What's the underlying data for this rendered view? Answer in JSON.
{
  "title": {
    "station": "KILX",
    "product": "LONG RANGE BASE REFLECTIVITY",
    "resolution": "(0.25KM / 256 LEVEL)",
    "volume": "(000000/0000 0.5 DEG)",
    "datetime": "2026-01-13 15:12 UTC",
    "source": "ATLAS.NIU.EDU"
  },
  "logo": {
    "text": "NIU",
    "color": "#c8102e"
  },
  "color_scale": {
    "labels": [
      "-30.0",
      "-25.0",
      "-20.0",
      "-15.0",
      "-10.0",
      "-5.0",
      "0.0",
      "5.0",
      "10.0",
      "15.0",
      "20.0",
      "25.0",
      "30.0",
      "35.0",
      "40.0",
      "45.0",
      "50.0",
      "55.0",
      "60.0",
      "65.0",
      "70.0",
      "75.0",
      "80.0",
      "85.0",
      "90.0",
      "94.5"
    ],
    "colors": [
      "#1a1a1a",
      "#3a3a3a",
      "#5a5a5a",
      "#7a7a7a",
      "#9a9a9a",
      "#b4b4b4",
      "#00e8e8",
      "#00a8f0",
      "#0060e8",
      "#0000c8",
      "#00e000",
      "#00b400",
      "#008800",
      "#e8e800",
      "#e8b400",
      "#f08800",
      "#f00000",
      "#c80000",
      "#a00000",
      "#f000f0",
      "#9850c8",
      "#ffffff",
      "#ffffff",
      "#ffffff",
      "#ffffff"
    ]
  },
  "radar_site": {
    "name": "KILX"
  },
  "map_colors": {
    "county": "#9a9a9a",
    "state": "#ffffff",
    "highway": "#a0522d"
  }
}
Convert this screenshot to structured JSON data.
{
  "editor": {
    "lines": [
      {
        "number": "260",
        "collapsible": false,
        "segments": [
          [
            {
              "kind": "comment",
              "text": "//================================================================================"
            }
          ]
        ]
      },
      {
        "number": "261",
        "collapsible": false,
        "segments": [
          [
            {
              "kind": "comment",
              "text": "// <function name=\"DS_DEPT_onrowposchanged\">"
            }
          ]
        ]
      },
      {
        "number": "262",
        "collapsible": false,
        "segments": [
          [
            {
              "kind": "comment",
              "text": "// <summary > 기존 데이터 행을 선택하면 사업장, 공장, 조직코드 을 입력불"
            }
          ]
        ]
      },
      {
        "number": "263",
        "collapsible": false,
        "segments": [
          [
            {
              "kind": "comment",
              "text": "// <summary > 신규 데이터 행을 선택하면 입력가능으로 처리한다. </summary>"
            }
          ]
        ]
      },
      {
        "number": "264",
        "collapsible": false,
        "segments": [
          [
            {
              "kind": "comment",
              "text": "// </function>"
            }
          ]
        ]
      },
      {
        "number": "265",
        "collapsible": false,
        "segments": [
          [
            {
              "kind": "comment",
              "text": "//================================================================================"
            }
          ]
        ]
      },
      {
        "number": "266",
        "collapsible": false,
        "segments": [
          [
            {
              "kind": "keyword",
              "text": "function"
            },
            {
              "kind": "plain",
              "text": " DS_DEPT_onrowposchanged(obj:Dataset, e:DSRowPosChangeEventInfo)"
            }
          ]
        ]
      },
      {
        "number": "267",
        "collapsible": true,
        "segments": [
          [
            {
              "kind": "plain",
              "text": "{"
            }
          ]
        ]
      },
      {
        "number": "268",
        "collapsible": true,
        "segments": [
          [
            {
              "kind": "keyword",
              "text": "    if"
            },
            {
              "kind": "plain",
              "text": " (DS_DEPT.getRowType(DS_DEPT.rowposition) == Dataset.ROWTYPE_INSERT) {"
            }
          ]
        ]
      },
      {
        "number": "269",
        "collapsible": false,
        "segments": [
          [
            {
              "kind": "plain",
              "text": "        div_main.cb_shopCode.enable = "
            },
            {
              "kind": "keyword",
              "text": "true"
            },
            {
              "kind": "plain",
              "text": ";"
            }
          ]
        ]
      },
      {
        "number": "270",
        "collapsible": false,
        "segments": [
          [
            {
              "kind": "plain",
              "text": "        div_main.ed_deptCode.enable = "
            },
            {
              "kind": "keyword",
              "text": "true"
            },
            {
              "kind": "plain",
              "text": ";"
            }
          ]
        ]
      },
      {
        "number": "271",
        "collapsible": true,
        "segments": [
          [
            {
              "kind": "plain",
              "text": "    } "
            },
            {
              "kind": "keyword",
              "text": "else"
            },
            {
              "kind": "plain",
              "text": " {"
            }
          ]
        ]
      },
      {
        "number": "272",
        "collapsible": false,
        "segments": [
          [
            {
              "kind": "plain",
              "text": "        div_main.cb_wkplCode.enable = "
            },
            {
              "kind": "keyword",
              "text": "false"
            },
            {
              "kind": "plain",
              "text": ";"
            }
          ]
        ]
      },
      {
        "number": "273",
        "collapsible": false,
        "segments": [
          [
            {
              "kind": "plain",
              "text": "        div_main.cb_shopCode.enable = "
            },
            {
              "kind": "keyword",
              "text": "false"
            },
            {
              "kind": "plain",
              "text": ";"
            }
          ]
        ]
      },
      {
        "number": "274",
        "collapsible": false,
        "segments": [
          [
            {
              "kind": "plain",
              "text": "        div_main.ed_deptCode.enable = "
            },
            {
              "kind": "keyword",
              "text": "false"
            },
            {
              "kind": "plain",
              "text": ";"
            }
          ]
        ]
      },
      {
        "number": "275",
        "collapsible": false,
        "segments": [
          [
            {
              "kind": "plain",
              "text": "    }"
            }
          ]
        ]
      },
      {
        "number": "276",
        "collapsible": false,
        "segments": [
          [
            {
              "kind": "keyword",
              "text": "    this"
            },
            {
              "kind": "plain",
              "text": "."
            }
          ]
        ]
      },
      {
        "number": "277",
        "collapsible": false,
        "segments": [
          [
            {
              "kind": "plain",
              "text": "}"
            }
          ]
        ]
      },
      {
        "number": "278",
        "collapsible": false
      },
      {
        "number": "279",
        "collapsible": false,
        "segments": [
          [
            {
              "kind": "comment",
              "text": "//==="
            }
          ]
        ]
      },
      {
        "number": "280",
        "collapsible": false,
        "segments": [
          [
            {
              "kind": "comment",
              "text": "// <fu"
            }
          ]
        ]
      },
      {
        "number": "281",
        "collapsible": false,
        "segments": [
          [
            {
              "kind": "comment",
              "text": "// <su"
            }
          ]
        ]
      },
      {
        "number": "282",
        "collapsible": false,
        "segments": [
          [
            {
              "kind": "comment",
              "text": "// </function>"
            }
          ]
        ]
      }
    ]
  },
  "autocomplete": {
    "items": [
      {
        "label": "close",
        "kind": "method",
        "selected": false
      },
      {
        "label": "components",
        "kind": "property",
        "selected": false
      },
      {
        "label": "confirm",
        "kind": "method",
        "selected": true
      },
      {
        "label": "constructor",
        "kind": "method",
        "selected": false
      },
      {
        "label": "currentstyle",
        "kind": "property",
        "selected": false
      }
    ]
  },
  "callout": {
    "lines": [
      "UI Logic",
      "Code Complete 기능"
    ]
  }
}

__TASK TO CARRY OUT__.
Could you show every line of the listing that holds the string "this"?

__ANSWER TO THE EXERCISE__.
What's the underlying data for this rendered view? Answer in JSON.
Convert this screenshot to structured JSON data.
              "text": "    this"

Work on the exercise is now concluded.